Rebecca Kellogg was captured at age eight, along with her brother, sister, and father. They were taken to the Christian Mohawk settlement near Montreal. She was adopted by the Haudenosaunee Mohawks, and there she married and had children.

Rebecca’s father and brother escaped, but Rebecca never returned to New England until she was thirty-three years old. She and her children visited her family, but never returned to live there. Apparently sometime during these years, her husband died. Rebecca began working tirelessly as an interpreter among native people in the Mission School at Stockbridge, Massachusetts where famous Rev. Jonathan Edwards was in charge of this Mission School.

In 1745 she married again, to a man named Benjamin Ashley. Rebecca was twenty years older than he, but it is possible they married, as it was the proper thing to do in those days.  Both of them accompanied Rev. Gideon Hawley to start a new mission at Onaquaga.

The Indians at Onaquaga adopted the white man’s ways of building and living in log cabins with stone chimneys, glass windows, and the people planted crops.

Public Domain
Chief Joseph Brant

Chief Joseph Brant had a farm with cattle at Onaquaga and married the daughter of an Onaquaga chief. If you remember in your history, Chief Joseph was highly educated, and a mastermind at military tactics. He chose to fight with the British against the Americans and Onaquaga was used as a base of his operations.

Susquehanna River at Onaquaga

During the years, 1748 to 1777 missionaries ministered to the people in the village. The Rev. Gideon Hawley left diaries containing valuable information after he left the settlement. He wrote a map of the village.

Little was written about Rebecca Kellogg Ashley’s work at the mission in Onaquaga. She knew the needs of the people because she had lived with them, she knew their language well, and had a heart for the Oniedas. Rebecca gave her energies into the service of others.

Rebecca Kellogg Ashley lived with the natives at Onaquaga many years and understood their needs completely. They fondly called her Wausaunia, which means the bridge.

Onaquaga Bridge
The bridge at Onaquaga.
Sign at the bridge.

There is no other white woman reported in that time of history, who lived among the Indians of Onaquaga. Rebecca spent the rest of her life there, and when she died in 1757 the people “lamented her loss.”


There is a stone marker on Dutchtown Road in memory.
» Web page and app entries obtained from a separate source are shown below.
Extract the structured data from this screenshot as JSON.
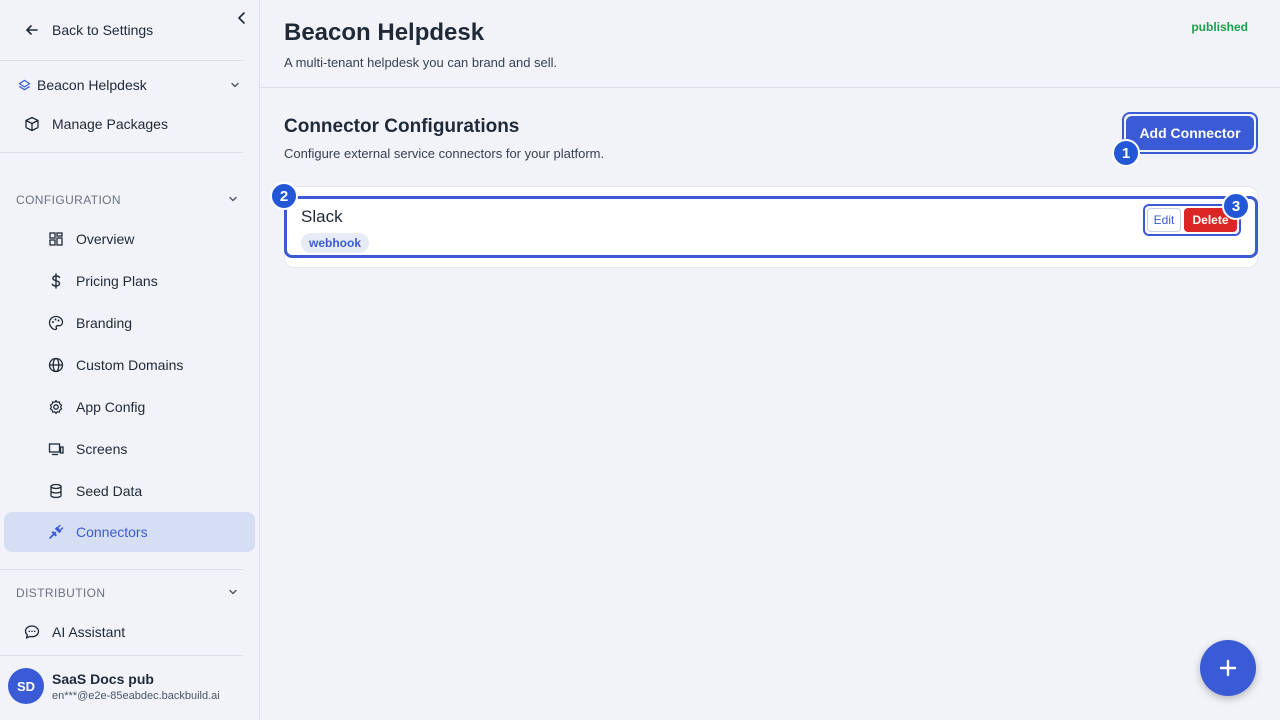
{
  "sidebar": {
    "back_label": "Back to Settings",
    "project": {
      "name": "Beacon Helpdesk"
    },
    "manage_packages": "Manage Packages",
    "configuration": {
      "title": "CONFIGURATION",
      "items": [
        {
          "label": "Overview",
          "icon": "dashboard-icon"
        },
        {
          "label": "Pricing Plans",
          "icon": "dollar-icon"
        },
        {
          "label": "Branding",
          "icon": "palette-icon"
        },
        {
          "label": "Custom Domains",
          "icon": "globe-icon"
        },
        {
          "label": "App Config",
          "icon": "gear-icon"
        },
        {
          "label": "Screens",
          "icon": "monitor-icon"
        },
        {
          "label": "Seed Data",
          "icon": "database-icon"
        },
        {
          "label": "Connectors",
          "icon": "plug-icon",
          "active": true
        }
      ]
    },
    "distribution": {
      "title": "DISTRIBUTION",
      "items": [
        {
          "label": "AI Assistant",
          "icon": "chat-icon"
        }
      ]
    },
    "user": {
      "initials": "SD",
      "name": "SaaS Docs pub",
      "email": "en***@e2e-85eabdec.backbuild.ai"
    }
  },
  "header": {
    "title": "Beacon Helpdesk",
    "subtitle": "A multi-tenant helpdesk you can brand and sell.",
    "status": "published"
  },
  "section": {
    "title": "Connector Configurations",
    "subtitle": "Configure external service connectors for your platform.",
    "add_label": "Add Connector"
  },
  "connectors": [
    {
      "name": "Slack",
      "type": "webhook",
      "edit_label": "Edit",
      "delete_label": "Delete"
    }
  ],
  "badges": [
    "1",
    "2",
    "3"
  ],
  "colors": {
    "accent": "#3b5bd6",
    "danger": "#dc2626",
    "success": "#16a34a",
    "badge": "#2457d6"
  }
}
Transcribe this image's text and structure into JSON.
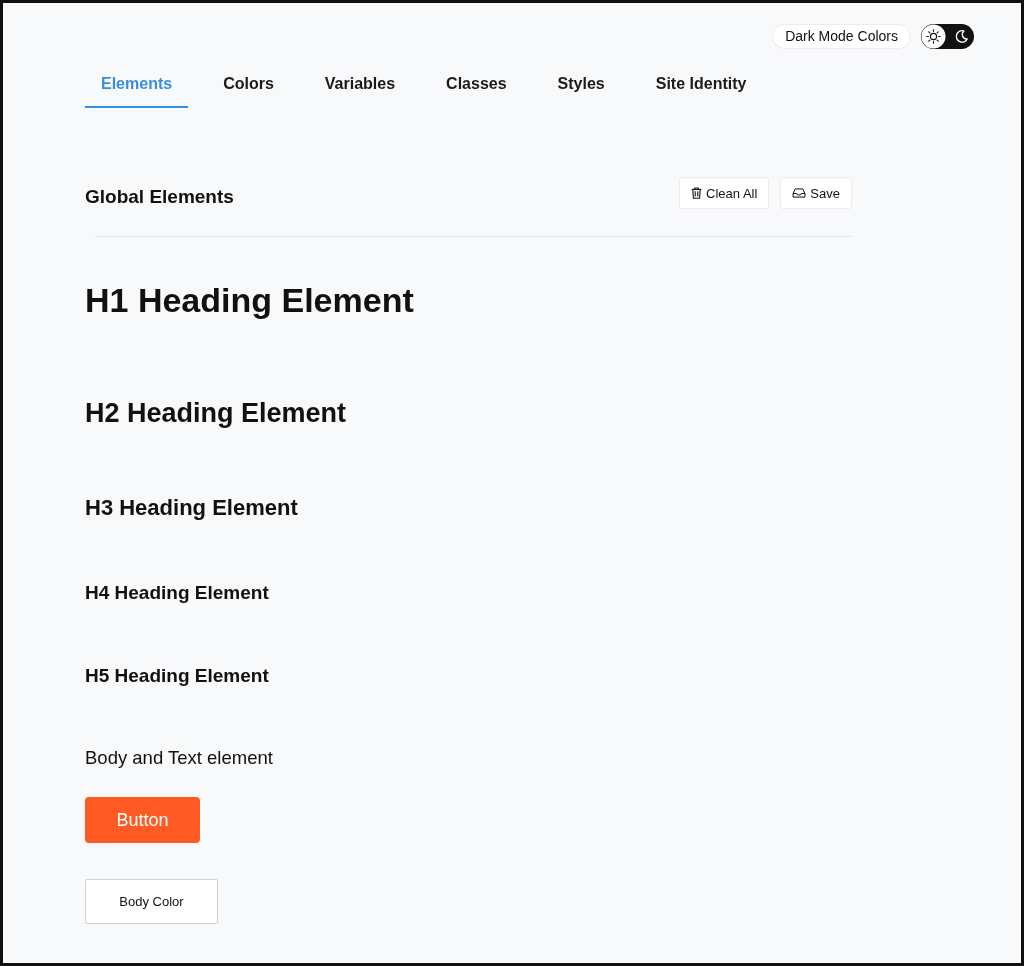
{
  "header": {
    "dark_mode_label": "Dark Mode Colors",
    "dark_mode": false
  },
  "tabs": [
    {
      "label": "Elements",
      "selected": true
    },
    {
      "label": "Colors",
      "selected": false
    },
    {
      "label": "Variables",
      "selected": false
    },
    {
      "label": "Classes",
      "selected": false
    },
    {
      "label": "Styles",
      "selected": false
    },
    {
      "label": "Site Identity",
      "selected": false
    }
  ],
  "section": {
    "title": "Global Elements",
    "actions": [
      {
        "kind": "clean",
        "label": "Clean All"
      },
      {
        "kind": "save",
        "label": "Save"
      }
    ]
  },
  "elements": [
    {
      "kind": "h1",
      "text": "H1 Heading Element"
    },
    {
      "kind": "h2",
      "text": "H2 Heading Element"
    },
    {
      "kind": "h3",
      "text": "H3 Heading Element"
    },
    {
      "kind": "h4",
      "text": "H4 Heading Element"
    },
    {
      "kind": "h5",
      "text": "H5 Heading Element"
    },
    {
      "kind": "body",
      "text": "Body and Text element"
    },
    {
      "kind": "primary_button",
      "text": "Button"
    },
    {
      "kind": "outline_button",
      "text": "Body Color"
    }
  ]
}
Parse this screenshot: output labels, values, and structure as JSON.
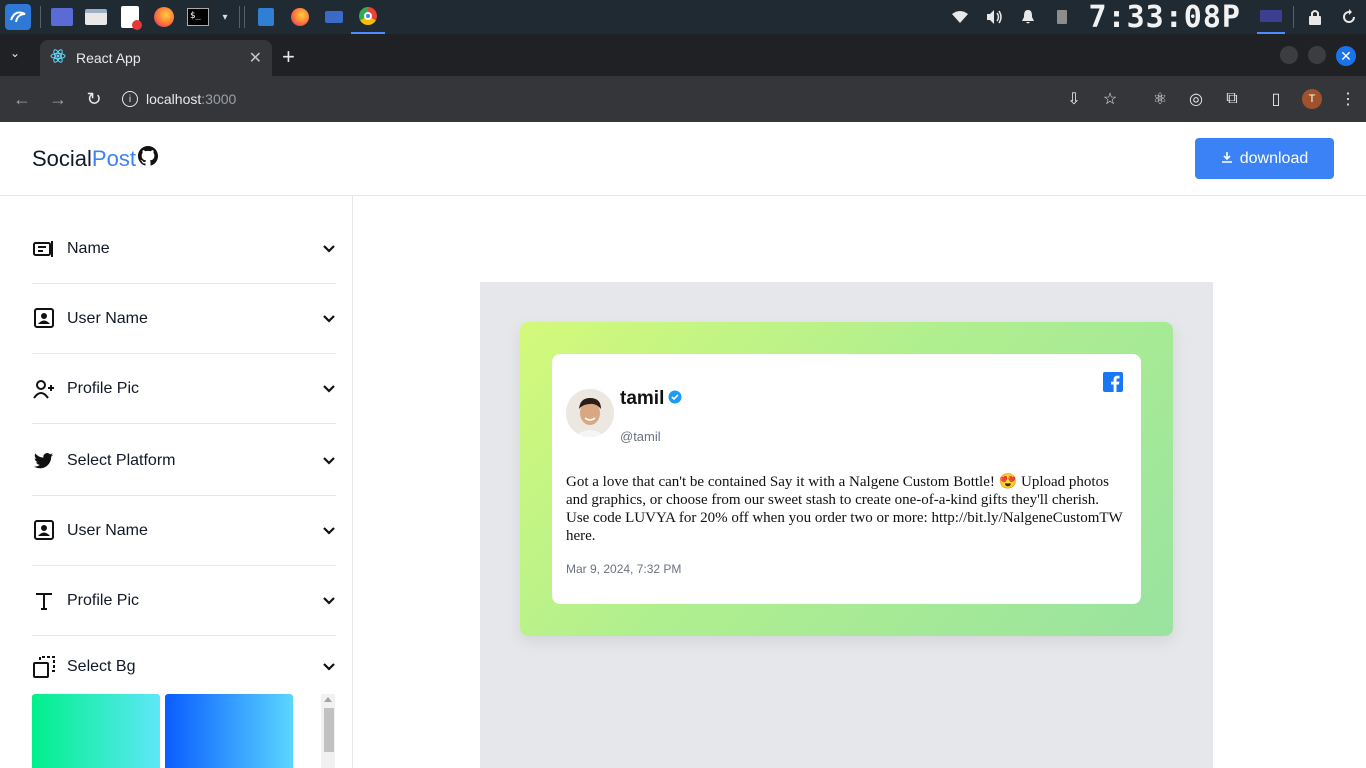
{
  "taskbar": {
    "clock": "7:33:08P"
  },
  "browser": {
    "tab_title": "React App",
    "url_host": "localhost",
    "url_port": ":3000",
    "profile_initial": "T"
  },
  "app": {
    "logo_main": "Social",
    "logo_accent": "Post",
    "download_label": "download"
  },
  "sidebar": {
    "items": [
      {
        "label": "Name",
        "icon": "name-card-icon"
      },
      {
        "label": "User Name",
        "icon": "contact-icon"
      },
      {
        "label": "Profile Pic",
        "icon": "user-plus-icon"
      },
      {
        "label": "Select Platform",
        "icon": "twitter-icon"
      },
      {
        "label": "User Name",
        "icon": "contact-icon"
      },
      {
        "label": "Profile Pic",
        "icon": "text-icon"
      },
      {
        "label": "Select Bg",
        "icon": "background-icon"
      }
    ],
    "swatches": [
      "#00f08a-#5ee7f8",
      "#0a5cff-#5ad6ff"
    ]
  },
  "post": {
    "name": "tamil",
    "handle": "@tamil",
    "text": "Got a love that can't be contained Say it with a Nalgene Custom Bottle! 😍 Upload photos and graphics, or choose from our sweet stash to create one-of-a-kind gifts they'll cherish. Use code LUVYA for 20% off when you order two or more: http://bit.ly/NalgeneCustomTW here.",
    "date": "Mar 9, 2024, 7:32 PM",
    "platform": "facebook"
  }
}
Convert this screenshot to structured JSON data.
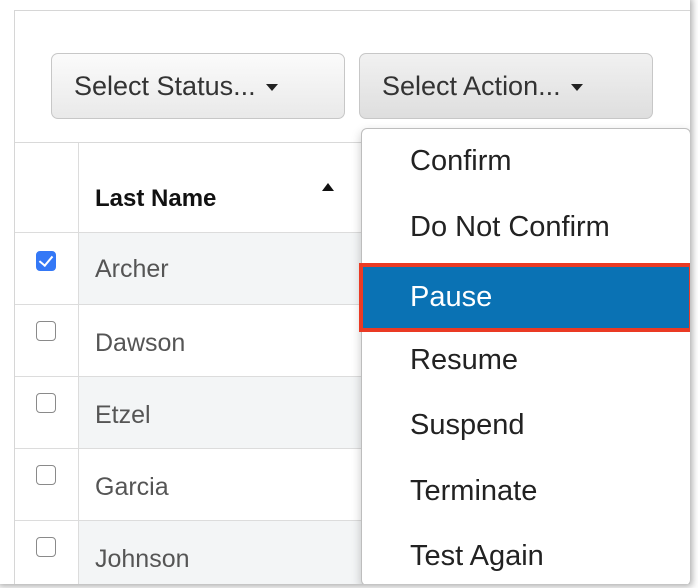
{
  "toolbar": {
    "status_button_label": "Select Status...",
    "action_button_label": "Select Action..."
  },
  "table": {
    "header": {
      "last_name": "Last Name",
      "sort": "ascending"
    },
    "rows": [
      {
        "last_name": "Archer",
        "checked": true
      },
      {
        "last_name": "Dawson",
        "checked": false
      },
      {
        "last_name": "Etzel",
        "checked": false
      },
      {
        "last_name": "Garcia",
        "checked": false
      },
      {
        "last_name": "Johnson",
        "checked": false
      }
    ]
  },
  "action_menu": {
    "items": [
      {
        "label": "Confirm"
      },
      {
        "label": "Do Not Confirm"
      },
      {
        "label": "Pause",
        "highlighted": true
      },
      {
        "label": "Resume"
      },
      {
        "label": "Suspend"
      },
      {
        "label": "Terminate"
      },
      {
        "label": "Test Again"
      }
    ]
  },
  "colors": {
    "highlight_bg": "#0a72b4",
    "highlight_outline": "#ea3a24",
    "checkbox_checked": "#3478f6"
  }
}
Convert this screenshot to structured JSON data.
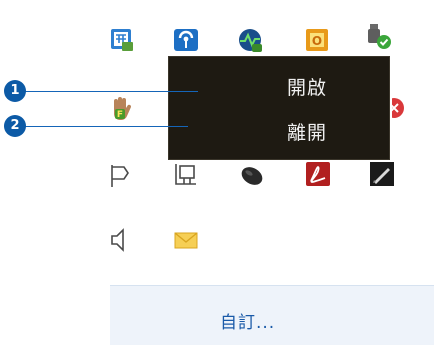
{
  "context_menu": {
    "items": [
      {
        "label": "開啟"
      },
      {
        "label": "離開"
      }
    ]
  },
  "callouts": [
    {
      "number": "1"
    },
    {
      "number": "2"
    }
  ],
  "customize": {
    "label": "自訂..."
  },
  "tray_icons": [
    "ime-icon",
    "wireless-icon",
    "network-activity-icon",
    "office-icon",
    "usb-device-icon",
    "gesture-hand-icon",
    "error-icon",
    "flag-icon",
    "network-cable-icon",
    "mouse-icon",
    "pdf-icon",
    "pen-icon",
    "volume-icon",
    "mail-icon"
  ],
  "colors": {
    "menu_background": "#1e1a12",
    "callout": "#0c5aa6",
    "link": "#1a5aa8"
  }
}
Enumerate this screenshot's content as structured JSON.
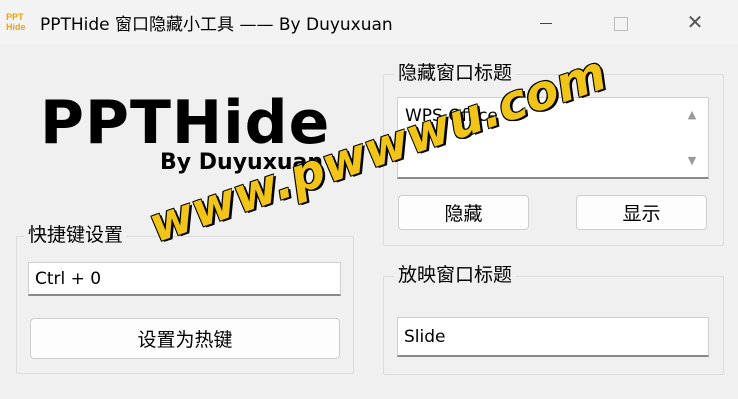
{
  "window": {
    "title": "PPTHide 窗口隐藏小工具 —— By Duyuxuan",
    "icon_text_top": "PPT",
    "icon_text_bottom": "Hide",
    "controls": [
      "minimize",
      "maximize",
      "close"
    ]
  },
  "logo": {
    "title": "PPTHide",
    "subtitle": "By Duyuxuan"
  },
  "hotkey_group": {
    "label": "快捷键设置",
    "input_value": "Ctrl + 0",
    "set_button": "设置为热键"
  },
  "hide_group": {
    "label": "隐藏窗口标题",
    "items": [
      "WPS Office"
    ],
    "hide_button": "隐藏",
    "show_button": "显示"
  },
  "show_group": {
    "label": "放映窗口标题",
    "input_value": "Slide"
  },
  "watermark": {
    "text": "www.pwwwu.com"
  },
  "colors": {
    "window_bg": "#f0f0f0",
    "watermark": "#f0c419",
    "icon": "#e8a317"
  }
}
She is buried at the base of Onaquaga Mountain.

Rebecca Kellogg Ashley monument

Sadly, Gen. James Clinton came through in 1778 and destroyed the village of Onaquaga on the way to meet Gen. Sullivan at Tioga Point.